#### [Exercise prompt]
Each record is to be duplicated exactly, with nothing added.

#### [Given entries]
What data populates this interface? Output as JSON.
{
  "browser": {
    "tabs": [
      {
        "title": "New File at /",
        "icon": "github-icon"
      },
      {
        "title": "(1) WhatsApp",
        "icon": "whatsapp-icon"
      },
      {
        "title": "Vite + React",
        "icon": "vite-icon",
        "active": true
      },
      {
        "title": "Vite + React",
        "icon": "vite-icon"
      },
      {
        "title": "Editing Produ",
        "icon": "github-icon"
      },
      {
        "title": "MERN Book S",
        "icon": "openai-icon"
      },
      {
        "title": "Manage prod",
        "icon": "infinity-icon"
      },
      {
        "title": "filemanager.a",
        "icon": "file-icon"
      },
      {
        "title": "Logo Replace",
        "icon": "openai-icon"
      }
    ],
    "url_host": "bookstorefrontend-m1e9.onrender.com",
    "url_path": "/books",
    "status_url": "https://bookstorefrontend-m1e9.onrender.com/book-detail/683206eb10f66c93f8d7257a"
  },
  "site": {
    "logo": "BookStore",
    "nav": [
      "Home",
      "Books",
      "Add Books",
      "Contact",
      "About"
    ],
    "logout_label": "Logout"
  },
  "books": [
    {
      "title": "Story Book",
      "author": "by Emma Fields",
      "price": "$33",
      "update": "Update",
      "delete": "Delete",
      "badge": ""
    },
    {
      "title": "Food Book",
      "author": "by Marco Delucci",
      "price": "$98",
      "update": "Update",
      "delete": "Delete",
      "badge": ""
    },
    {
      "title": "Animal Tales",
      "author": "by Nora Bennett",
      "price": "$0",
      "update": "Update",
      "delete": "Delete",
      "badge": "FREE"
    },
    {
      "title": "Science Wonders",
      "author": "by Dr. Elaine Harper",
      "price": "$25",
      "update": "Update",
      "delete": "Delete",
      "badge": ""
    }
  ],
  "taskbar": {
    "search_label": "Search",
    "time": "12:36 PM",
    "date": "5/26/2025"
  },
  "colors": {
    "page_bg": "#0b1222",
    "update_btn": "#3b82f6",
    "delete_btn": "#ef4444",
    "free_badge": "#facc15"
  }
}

#### [Problem solution]
What data populates this interface? Output as JSON.
{
  "browser": {
    "tabs": [
      {
        "title": "New File at /",
        "icon": "github-icon"
      },
      {
        "title": "(1) WhatsApp",
        "icon": "whatsapp-icon"
      },
      {
        "title": "Vite + React",
        "icon": "vite-icon",
        "active": true
      },
      {
        "title": "Vite + React",
        "icon": "vite-icon"
      },
      {
        "title": "Editing Produ",
        "icon": "github-icon"
      },
      {
        "title": "MERN Book S",
        "icon": "openai-icon"
      },
      {
        "title": "Manage prod",
        "icon": "infinity-icon"
      },
      {
        "title": "filemanager.a",
        "icon": "file-icon"
      },
      {
        "title": "Logo Replace",
        "icon": "openai-icon"
      }
    ],
    "url_host": "bookstorefrontend-m1e9.onrender.com",
    "url_path": "/books",
    "status_url": "https://bookstorefrontend-m1e9.onrender.com/book-detail/683206eb10f66c93f8d7257a"
  },
  "site": {
    "logo": "BookStore",
    "nav": [
      "Home",
      "Books",
      "Add Books",
      "Contact",
      "About"
    ],
    "logout_label": "Logout"
  },
  "books": [
    {
      "title": "Story Book",
      "author": "by Emma Fields",
      "price": "$33",
      "update": "Update",
      "delete": "Delete",
      "badge": ""
    },
    {
      "title": "Food Book",
      "author": "by Marco Delucci",
      "price": "$98",
      "update": "Update",
      "delete": "Delete",
      "badge": ""
    },
    {
      "title": "Animal Tales",
      "author": "by Nora Bennett",
      "price": "$0",
      "update": "Update",
      "delete": "Delete",
      "badge": "FREE"
    },
    {
      "title": "Science Wonders",
      "author": "by Dr. Elaine Harper",
      "price": "$25",
      "update": "Update",
      "delete": "Delete",
      "badge": ""
    }
  ],
  "taskbar": {
    "search_label": "Search",
    "time": "12:36 PM",
    "date": "5/26/2025"
  },
  "colors": {
    "page_bg": "#0b1222",
    "update_btn": "#3b82f6",
    "delete_btn": "#ef4444",
    "free_badge": "#facc15"
  }
}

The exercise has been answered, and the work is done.